Efits Released as Police Investigate Distraction Burglaries in Stroud Area
Thursday August 16, 2012
Police officers are currently examining whether three distraction burglaries in the Stroud area are connected and are asking the public to call in if they recognise the man, or men, in efits produced following the crimes.
The most recent incident (Incident number 357 of August 4) happened between 1pm and 2.30pm on Saturday August 4 when an 82-year-old woman living in Cashes Green found a man in her home. He claimed he was looking for something before leaving the address. A short while later the woman discovered that a shopping bag, £300 in cash and jewellery had been stolen.
The man was described as white, around 5ft 6” tall and of broad build. He was wearing blue jeans and a blue top and was thought to be around 18 or 19-years-old.
Another incident (Incident number 383 of July 8) happened between 5.10pm and 5.50pm on Sunday July 8 at a home in Kings Stanley. A 91-year-old woman was in her home when a man walked in through an insecure rear door. He talked to her about heating and pressure gauges before leaving the house and walking out of the area.
He was described as white, around 5ft 11” tall and was wearing a ‘smart’ white shirt and trousers.
Police believe these incidents may be linked and that they could be connected to the report of a burglary in the Paganhill Estate in Stroud at the beginning of the year.
A man visited the home of a 76-year-old woman claiming that he was from the water board, that there had been an accident and he needed to check the water supply in the home. The householder, rightly, refused the man entry to her home and called the police.
He was described as white, around 5ft 10” tall and of medium build. He was wearing a grey ‘beanie’ hat, grey anorak and black shoes.
Police are asking anyone with any information about these incidents, or who recognises the efits, to contact them on 101 quoting the incident number.
Crime Prevention Officer for the county, Paul Francis, said: “This goes to show these people will try anything to trick their way into victim’s homes. These kinds of burglaries are always so despicable because the offenders deliberately target the most vulnerable members of society.

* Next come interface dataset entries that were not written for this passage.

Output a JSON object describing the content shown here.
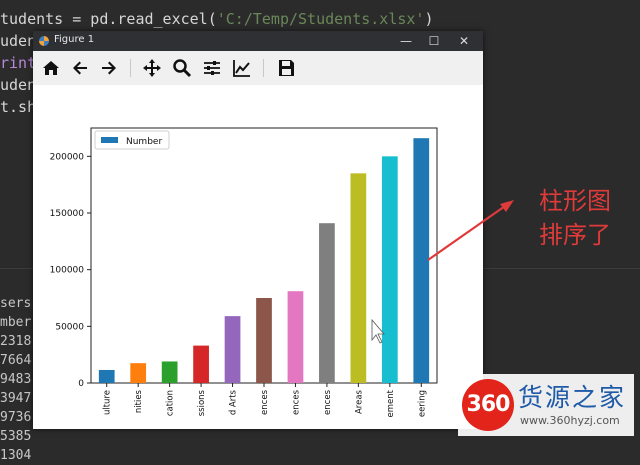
{
  "editor": {
    "code_lines": [
      {
        "pre": "tudents = pd.read_excel(",
        "str": "'C:/Temp/Students.xlsx'",
        "post": ")",
        "purp": ""
      },
      {
        "pre": "uden",
        "str": "",
        "post": "",
        "purp": ""
      },
      {
        "pre": "",
        "str": "",
        "post": "(",
        "purp": "rint"
      },
      {
        "pre": "uden",
        "str": "",
        "post": "",
        "purp": ""
      },
      {
        "pre": "t.sho",
        "str": "",
        "post": "",
        "purp": ""
      }
    ],
    "output_lines": [
      "sers",
      "mber",
      "2318",
      "7664",
      "9483",
      "3947",
      "9736",
      "5385",
      "1304"
    ]
  },
  "window": {
    "title": "Figure 1",
    "minimize": "—",
    "maximize": "☐",
    "close": "✕"
  },
  "toolbar": {
    "buttons": [
      "home-icon",
      "back-icon",
      "forward-icon",
      "pan-icon",
      "zoom-icon",
      "configure-subplots-icon",
      "edit-axis-icon",
      "save-icon"
    ]
  },
  "chart_data": {
    "type": "bar",
    "categories": [
      "ulture",
      "nities",
      "cation",
      "ssions",
      "d Arts",
      "ences",
      "ences",
      "ences",
      "Areas",
      "ement",
      "eering"
    ],
    "values": [
      11500,
      17500,
      19000,
      33000,
      59000,
      75000,
      81000,
      141000,
      185000,
      200000,
      216000
    ],
    "series": [
      {
        "name": "Number"
      }
    ],
    "bar_colors": [
      "#1f77b4",
      "#ff7f0e",
      "#2ca02c",
      "#d62728",
      "#9467bd",
      "#8c564b",
      "#e377c2",
      "#7f7f7f",
      "#bcbd22",
      "#17becf",
      "#1f77b4"
    ],
    "yticks": [
      0,
      50000,
      100000,
      150000,
      200000
    ],
    "ylim": [
      0,
      225000
    ],
    "legend": "top-left",
    "grid": false
  },
  "annotation": {
    "line1": "柱形图",
    "line2": "排序了",
    "color": "#e03a3a"
  },
  "watermark": {
    "badge": "360",
    "name": "货源之家",
    "url": "www.360hyzj.com"
  }
}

“Our officers are doing all they can to locate the offenders but I would urge members of the public to take extra care of their elderly neighbours simply by watching out for anyone suspicious loitering around or perhaps challenging someone you don’t recognise calling at an elderly neighbour’s house.
“Working together we can ensure vulnerable members of our community are safe and those who prey on them are locked up.”
The following simple steps will help reduce the possibility of being targeted by bogus callers:
- If someone knocks on your door check who it is by looking through a window or peep hole.
- If it is not someone you know or trust or a business caller who has made a pre-arranged appointment, do not open the door.
- This advice applies whatever uniform the caller appears to be wearing or ID card they are carrying and however urgent their business claims to be.
- Tell unexpected callers to leave and come back later at an agreed time when you can have someone with you.
- In the meantime, check their credentials by calling the organisation they claim to represent. Do so by looking up the number in the phone book rather than relying on the one on their card as this could simply put you through to an accomplice of a potential offender.
- Genuine staff from utility companies won’t mind waiting while you do this or will call back later.
- Watch if the caller appears to be in a hurry and never feel pressured or embarrassed into letting someone in.
- The golden rule is ‘if in doubt, keep them out’.
Information can also be given anonymously by contacting the charity Crimestoppers on 0800 555 111 or via www.crimestoppers-uk.org and you may receive a reward if someone is arrested and charged.